(What this task involves)
For each entry, repeat the text exactly and omit any picture it holds.

(Records for the task)
-------------------------
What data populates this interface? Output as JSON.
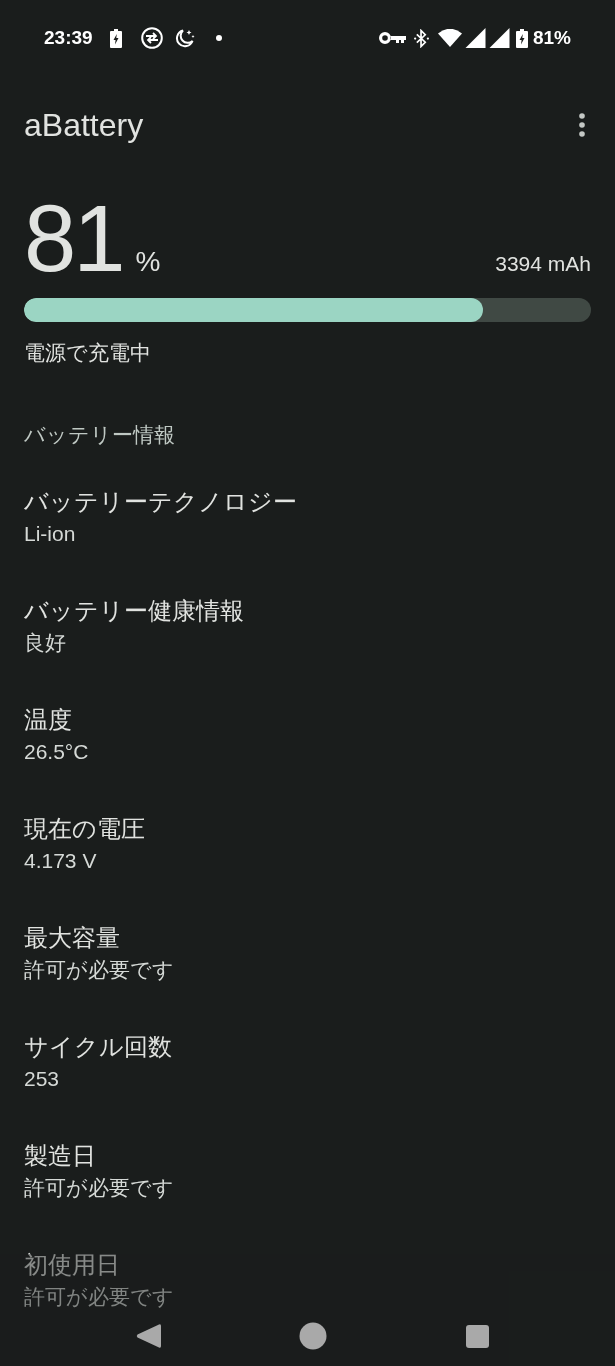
{
  "status_bar": {
    "time": "23:39",
    "battery": "81%"
  },
  "app_bar": {
    "title": "aBattery"
  },
  "charge": {
    "percent": "81",
    "unit": "%",
    "capacity": "3394 mAh",
    "level": 0.81,
    "status": "電源で充電中"
  },
  "section": {
    "title": "バッテリー情報",
    "items": [
      {
        "label": "バッテリーテクノロジー",
        "value": "Li-ion"
      },
      {
        "label": "バッテリー健康情報",
        "value": "良好"
      },
      {
        "label": "温度",
        "value": "26.5°C"
      },
      {
        "label": "現在の電圧",
        "value": "4.173 V"
      },
      {
        "label": "最大容量",
        "value": "許可が必要です"
      },
      {
        "label": "サイクル回数",
        "value": "253"
      },
      {
        "label": "製造日",
        "value": "許可が必要です"
      },
      {
        "label": "初使用日",
        "value": "許可が必要です"
      }
    ]
  }
}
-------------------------
(Answer to the problem)
What data populates this interface? Output as JSON.
{
  "status_bar": {
    "time": "23:39",
    "battery": "81%"
  },
  "app_bar": {
    "title": "aBattery"
  },
  "charge": {
    "percent": "81",
    "unit": "%",
    "capacity": "3394 mAh",
    "level": 0.81,
    "status": "電源で充電中"
  },
  "section": {
    "title": "バッテリー情報",
    "items": [
      {
        "label": "バッテリーテクノロジー",
        "value": "Li-ion"
      },
      {
        "label": "バッテリー健康情報",
        "value": "良好"
      },
      {
        "label": "温度",
        "value": "26.5°C"
      },
      {
        "label": "現在の電圧",
        "value": "4.173 V"
      },
      {
        "label": "最大容量",
        "value": "許可が必要です"
      },
      {
        "label": "サイクル回数",
        "value": "253"
      },
      {
        "label": "製造日",
        "value": "許可が必要です"
      },
      {
        "label": "初使用日",
        "value": "許可が必要です"
      }
    ]
  }
}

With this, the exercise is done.